- Primary sources
- Anonymous. De expugniatione Lyxbonensi. The Conquest of Lisbon. Edited and translated by Charles Wendell David. Columbia University Press, 1936.
- Odo of Deuil. De profectione Ludovici VII in orientem. Edited and translated by Virginia Gingerick Berry. Columbia University Press, 1948.
- Otto of Freising. Gesta Friderici I Imperatoris. The Deeds of Frederick Barbarossa. Edited and translated by Charles Christopher Mierow. Columbia University Press, 1953.
- The Damascus Chronicle of the Crusaders, extracted and translated from the Chronicle of Ibn al-Qalanisi. Edited and translated by H. A. R. Gibb. London, 1932.
- William of Tyre. A History of Deeds Done Beyond the Sea. Edited and translated by E. A. Babcock and A. C. Krey. Columbia University Press, 1943.
- O City of Byzantium, Annals of Niketas Choniatēs, trans. Harry J. Magoulias. Wayne State University Press, 1984.
- John Cinnamus, Deeds of John and Manuel Comnenus, trans. Charles M. Brand. Columbia University Press, 1976.
- Secondary sources
- Michael Gervers, ed. The Second Crusade and the Cistercians. St. Martin's Press, 1992.
- Jonathan Phillips and Martin Hoch, eds. The Second Crusade: Scope and Consequences. Manchester University Press, 2001.
- Steven Runciman, A History of the Crusades, vol. II: The Kingdom of Jerusalem and the Frankish East, 1100–1187. Cambridge University Press, 1952.
- Kenneth Setton, ed. A History of the Crusades, vol. I. University of Pennsylvania Press, 1958 (available online).
 External links

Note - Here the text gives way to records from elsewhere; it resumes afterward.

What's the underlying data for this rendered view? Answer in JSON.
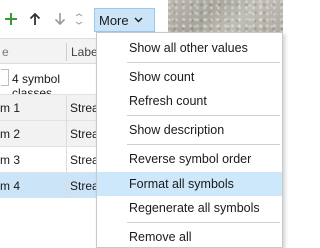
{
  "toolbar": {
    "more_label": "More",
    "icons": [
      "plus-icon",
      "arrow-up-icon",
      "arrow-down-icon",
      "sort-icon",
      "chevron-down-icon"
    ]
  },
  "grid": {
    "header_partial": "e",
    "header_label": "Labe",
    "class_count": "4 symbol classes",
    "rows": [
      {
        "c1": "m 1",
        "c2": "Strea"
      },
      {
        "c1": "m 2",
        "c2": "Strea"
      },
      {
        "c1": "m 3",
        "c2": "Strea"
      },
      {
        "c1": "m 4",
        "c2": "Strea"
      }
    ]
  },
  "menu": {
    "items": [
      "Show all other values",
      "Show count",
      "Refresh count",
      "Show description",
      "Reverse symbol order",
      "Format all symbols",
      "Regenerate all symbols",
      "Remove all"
    ],
    "highlighted": "Format all symbols"
  },
  "colors": {
    "accent_light": "#cce4f7",
    "accent_border": "#99c9ef",
    "plus_green": "#3a9a3a"
  }
}
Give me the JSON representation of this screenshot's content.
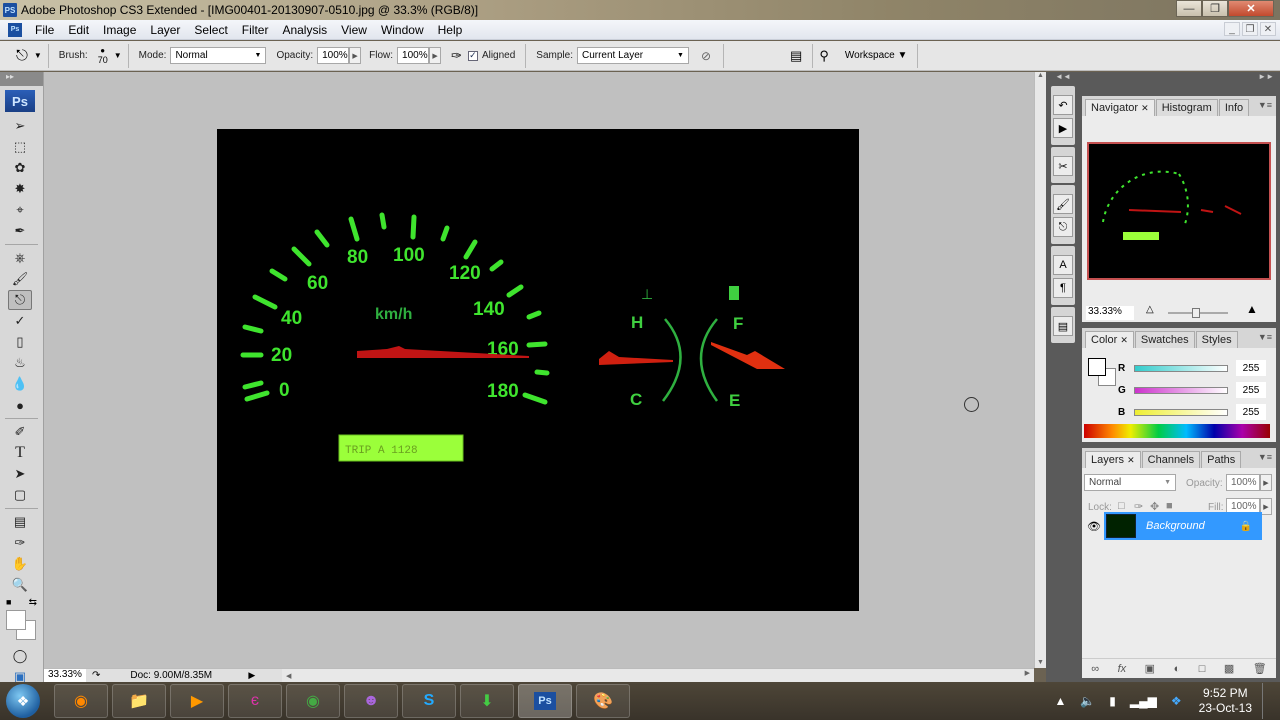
{
  "window": {
    "app_icon": "PS",
    "title": "Adobe Photoshop CS3 Extended - [IMG00401-20130907-0510.jpg @ 33.3% (RGB/8)]",
    "controls": [
      "minimize",
      "restore",
      "close"
    ]
  },
  "menubar": {
    "items": [
      "File",
      "Edit",
      "Image",
      "Layer",
      "Select",
      "Filter",
      "Analysis",
      "View",
      "Window",
      "Help"
    ]
  },
  "options": {
    "tool": "clone-stamp",
    "brush_label": "Brush:",
    "brush_size": "70",
    "mode_label": "Mode:",
    "mode_value": "Normal",
    "opacity_label": "Opacity:",
    "opacity_value": "100%",
    "flow_label": "Flow:",
    "flow_value": "100%",
    "aligned_label": "Aligned",
    "aligned_checked": true,
    "sample_label": "Sample:",
    "sample_value": "Current Layer",
    "workspace_label": "Workspace"
  },
  "toolbox": {
    "logo": "Ps",
    "tools": [
      "move",
      "marquee",
      "lasso",
      "magic-wand",
      "crop",
      "slice",
      "healing-brush",
      "brush",
      "clone-stamp",
      "history-brush",
      "eraser",
      "paint-bucket",
      "blur",
      "dodge",
      "pen",
      "type",
      "path-selection",
      "rectangle",
      "notes",
      "eyedropper",
      "hand",
      "zoom"
    ]
  },
  "canvas_image": {
    "speed_labels": [
      "0",
      "20",
      "40",
      "60",
      "80",
      "100",
      "120",
      "140",
      "160",
      "180"
    ],
    "unit": "km/h",
    "temp_labels": [
      "H",
      "C"
    ],
    "fuel_labels": [
      "F",
      "E"
    ],
    "odometer": "TRIP A 1128"
  },
  "status": {
    "zoom": "33.33%",
    "doc": "Doc: 9.00M/8.35M"
  },
  "navigator": {
    "tabs": [
      "Navigator",
      "Histogram",
      "Info"
    ],
    "zoom": "33.33%"
  },
  "color": {
    "tabs": [
      "Color",
      "Swatches",
      "Styles"
    ],
    "channels": [
      {
        "label": "R",
        "value": "255"
      },
      {
        "label": "G",
        "value": "255"
      },
      {
        "label": "B",
        "value": "255"
      }
    ]
  },
  "layers": {
    "tabs": [
      "Layers",
      "Channels",
      "Paths"
    ],
    "blend_mode": "Normal",
    "opacity_label": "Opacity:",
    "opacity_value": "100%",
    "lock_label": "Lock:",
    "fill_label": "Fill:",
    "fill_value": "100%",
    "items": [
      {
        "name": "Background",
        "visible": true,
        "locked": true,
        "selected": true
      }
    ]
  },
  "taskbar": {
    "apps": [
      "firefox",
      "explorer",
      "media-player",
      "app-e",
      "chrome",
      "yahoo-messenger",
      "skype",
      "internet-download-manager",
      "photoshop",
      "paint"
    ],
    "time": "9:52 PM",
    "date": "23-Oct-13"
  }
}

- The Second Crusade and Aftermath at the Internet Medieval Sourcebook
- Quantum praedecessores from the Patrologia Latina (in Latin)